A little creepy, huh? Like Big Foot is going to come out from behind it.
It was an easy trail for six tenths of a mile. Right after we crossed this bridge,
the stairs appeared and the designer of the trail revealed his evil side.
At least there was a reward at the top.
That’s not a stick at the top but a long log with a barely noticeable undulation. One of these days it’s going.
Certainly nothing like Yellowstone Falls but a lot better than some other duds.
The return hike was almost exactly like the hike in, surprise, surprise, except at the very end, these guys were back at the trailhead. Black-tailed deer. Oh boy, we saw wildlife!
Next on the tourist list, the Hurricane Ridge drive. I’m expecting a small version of the road through Rocky Mountain National Park. Maybe we should take that route on our return to Monument.
From 101, it’s about 17 miles uphill, fairly gradual. As we gained some altitude, fog – no, clouds, started to shroud the way. Then a few overlook viewpoint pullouts showed up on the other side of the road, all with zero visibility. This might be a waste of time.
We finally got to the top, where the Hurricane Ridge Visitor Center is located, and, as suspected, it was overlook galore with loads of people milling around looking for a view. It was mostly cloudy but we could see pieces of some mountains. A sign indicated a picnic area was a mile further ahead. It was a bit of a descent, which we thought might put us back in the clouds. Only one other car was in that parking area and they were leaving. We walked down to the picnic area.
A bit further and we were singing, “The hills are alive with the sound…”
Maybe not. We never saw the tops of most of them.
We went back to the visitor center and managed to find something to buy for …me – ‘Raptors – A Child’s Guide To Killer Birds’, something nice like that. And then went out to the overlook behind the building. A mommy deer and two fawns were just down the hill.
One of the Bambi’s was feeding in this shot.
Three family members were standing guard nearby.
How do I know they were family members? Sometimes you just know, or make it up.
I’ll bet it looks great on a clear day.
Maybe next time.
Friday, June 30
The muscles around my hips are screaming, “Don’t do that again anytime soon”. We’re headed to Port Townsend to find out why our friends, Ellen and Ray, also fulltimers, like the town so much that they are considering settling there. But first, a stop at Purple Haze Lavendar Farm.
Lavendar is peaking now. (Yes, that was on purpose. Come on, a little ha-ha.)
You can pick as much as you want.
Kind of a theme here.
And perhaps another theme. Andrea bought some chocolate, and a ‘flashback’ t-shirt.

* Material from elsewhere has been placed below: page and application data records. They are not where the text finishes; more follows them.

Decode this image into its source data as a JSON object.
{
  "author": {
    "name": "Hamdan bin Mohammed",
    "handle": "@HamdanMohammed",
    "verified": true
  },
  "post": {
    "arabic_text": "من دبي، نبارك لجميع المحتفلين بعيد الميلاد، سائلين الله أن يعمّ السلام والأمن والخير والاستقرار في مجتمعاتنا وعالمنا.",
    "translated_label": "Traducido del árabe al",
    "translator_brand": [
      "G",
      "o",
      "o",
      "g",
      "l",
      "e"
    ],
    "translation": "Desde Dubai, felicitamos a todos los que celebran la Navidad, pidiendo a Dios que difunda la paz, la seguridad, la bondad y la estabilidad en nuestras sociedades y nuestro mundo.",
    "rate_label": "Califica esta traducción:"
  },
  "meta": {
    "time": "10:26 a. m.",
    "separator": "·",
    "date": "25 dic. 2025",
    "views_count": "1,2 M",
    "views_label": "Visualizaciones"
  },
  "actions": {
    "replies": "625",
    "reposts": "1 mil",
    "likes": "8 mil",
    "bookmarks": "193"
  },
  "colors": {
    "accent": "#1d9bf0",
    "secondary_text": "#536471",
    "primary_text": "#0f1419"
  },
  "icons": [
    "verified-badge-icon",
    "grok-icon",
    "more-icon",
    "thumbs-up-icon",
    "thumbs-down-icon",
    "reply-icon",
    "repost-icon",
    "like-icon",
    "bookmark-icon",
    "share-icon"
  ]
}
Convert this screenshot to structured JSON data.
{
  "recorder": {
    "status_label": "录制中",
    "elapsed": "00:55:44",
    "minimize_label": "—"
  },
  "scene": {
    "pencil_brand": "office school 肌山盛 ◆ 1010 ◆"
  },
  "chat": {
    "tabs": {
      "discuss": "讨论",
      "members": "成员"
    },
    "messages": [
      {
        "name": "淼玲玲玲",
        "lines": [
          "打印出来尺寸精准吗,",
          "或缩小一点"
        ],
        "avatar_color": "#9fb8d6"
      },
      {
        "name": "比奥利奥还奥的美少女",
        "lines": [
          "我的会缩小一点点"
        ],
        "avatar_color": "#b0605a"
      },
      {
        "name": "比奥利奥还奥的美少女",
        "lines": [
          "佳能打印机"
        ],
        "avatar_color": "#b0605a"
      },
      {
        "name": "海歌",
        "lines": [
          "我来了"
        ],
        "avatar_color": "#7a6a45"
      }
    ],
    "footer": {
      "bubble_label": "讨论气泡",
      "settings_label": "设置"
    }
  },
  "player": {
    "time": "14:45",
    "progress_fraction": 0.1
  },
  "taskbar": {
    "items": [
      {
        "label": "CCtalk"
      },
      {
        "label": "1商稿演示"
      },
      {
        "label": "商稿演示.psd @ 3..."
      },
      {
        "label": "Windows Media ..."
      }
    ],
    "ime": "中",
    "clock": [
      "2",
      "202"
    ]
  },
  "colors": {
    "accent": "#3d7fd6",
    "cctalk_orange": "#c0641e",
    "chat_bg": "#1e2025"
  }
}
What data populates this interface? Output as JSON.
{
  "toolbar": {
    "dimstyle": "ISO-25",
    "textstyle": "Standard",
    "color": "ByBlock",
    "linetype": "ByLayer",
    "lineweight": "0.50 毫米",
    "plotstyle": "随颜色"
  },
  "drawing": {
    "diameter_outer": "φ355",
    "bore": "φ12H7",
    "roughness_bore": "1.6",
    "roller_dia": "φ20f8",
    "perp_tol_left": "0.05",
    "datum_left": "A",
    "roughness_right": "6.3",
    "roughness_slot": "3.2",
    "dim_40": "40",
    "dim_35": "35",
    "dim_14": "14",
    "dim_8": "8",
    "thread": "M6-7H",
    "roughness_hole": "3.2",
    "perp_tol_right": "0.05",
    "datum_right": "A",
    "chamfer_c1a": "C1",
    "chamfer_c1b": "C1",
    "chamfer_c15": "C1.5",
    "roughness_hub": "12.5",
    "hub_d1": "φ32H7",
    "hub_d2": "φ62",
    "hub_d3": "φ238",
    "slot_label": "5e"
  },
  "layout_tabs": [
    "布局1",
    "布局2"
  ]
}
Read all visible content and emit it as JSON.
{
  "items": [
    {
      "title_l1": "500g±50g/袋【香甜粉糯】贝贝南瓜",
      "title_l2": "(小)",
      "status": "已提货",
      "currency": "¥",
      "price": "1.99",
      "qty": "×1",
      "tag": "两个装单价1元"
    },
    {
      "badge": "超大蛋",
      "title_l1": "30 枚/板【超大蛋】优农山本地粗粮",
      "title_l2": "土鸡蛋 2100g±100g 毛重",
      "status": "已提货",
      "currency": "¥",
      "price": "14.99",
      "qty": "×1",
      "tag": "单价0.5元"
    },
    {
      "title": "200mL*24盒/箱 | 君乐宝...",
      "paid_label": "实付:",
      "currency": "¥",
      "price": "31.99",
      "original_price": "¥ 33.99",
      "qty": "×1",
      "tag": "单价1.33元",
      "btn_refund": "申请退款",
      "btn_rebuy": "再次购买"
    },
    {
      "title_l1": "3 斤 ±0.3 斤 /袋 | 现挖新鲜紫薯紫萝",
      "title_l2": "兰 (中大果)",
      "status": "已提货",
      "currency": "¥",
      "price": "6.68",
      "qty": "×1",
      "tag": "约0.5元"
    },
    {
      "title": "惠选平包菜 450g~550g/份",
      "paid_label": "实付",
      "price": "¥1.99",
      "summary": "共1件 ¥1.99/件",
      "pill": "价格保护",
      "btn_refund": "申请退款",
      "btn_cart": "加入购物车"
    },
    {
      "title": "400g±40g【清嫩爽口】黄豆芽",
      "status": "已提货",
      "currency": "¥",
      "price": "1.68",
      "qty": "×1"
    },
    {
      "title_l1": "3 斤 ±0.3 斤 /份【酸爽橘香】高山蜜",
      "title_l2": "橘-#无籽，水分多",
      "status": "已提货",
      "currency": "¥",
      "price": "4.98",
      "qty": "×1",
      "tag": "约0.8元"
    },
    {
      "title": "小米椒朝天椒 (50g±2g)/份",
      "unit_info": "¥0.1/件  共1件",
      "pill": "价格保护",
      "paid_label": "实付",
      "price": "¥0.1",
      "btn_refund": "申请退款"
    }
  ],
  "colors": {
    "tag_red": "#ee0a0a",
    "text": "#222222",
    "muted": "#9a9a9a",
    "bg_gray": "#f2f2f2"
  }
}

The owner of this place definitely tripped in the 60’s.
And, I got a bird picture, the state bird of Washington, the American Goldfinch.
Off to Port Townsend where you can catch a ferry to Canada.
We went to Fort Worden State Park, which was kind of cool, an old seafront fort, but they wanted a $10 Day Fee and we got there at 5PM. What, no discount? How about a senior blue light special?
The views there were similar to the one from ‘Quench’, the dog-friendly restaurant at which we had dinner. The ferry pic was from my seat outside. It was warm enough to sit outside in a t-shirt. We had brought Luna’s dinner so everybody was happy. Andrea had clams with a twist – chorizo. She liked it. I had an El Jefe, a Cuban sandwich. Both delicious. This was pretty good too.
On the way back we stopped for a picture of an interesting shop in Discovery Bay.
Did I mention the infatuation they have with Big Foot? The general store, part of this campground, is loaded with Big Foot merchandise. Besides the toys, soap, condoms, and masks, they had kiddie-sized t-shirts that we just couldn’t buy. You know, the Big Foot image and the words, “I Believe”. Sorry, not good enough. Get me one that says, “I Know!”
Anyway, Movin’ on. See you at Thunderbird RV Resort in Monroe, just east of Seattle. Inland, finally.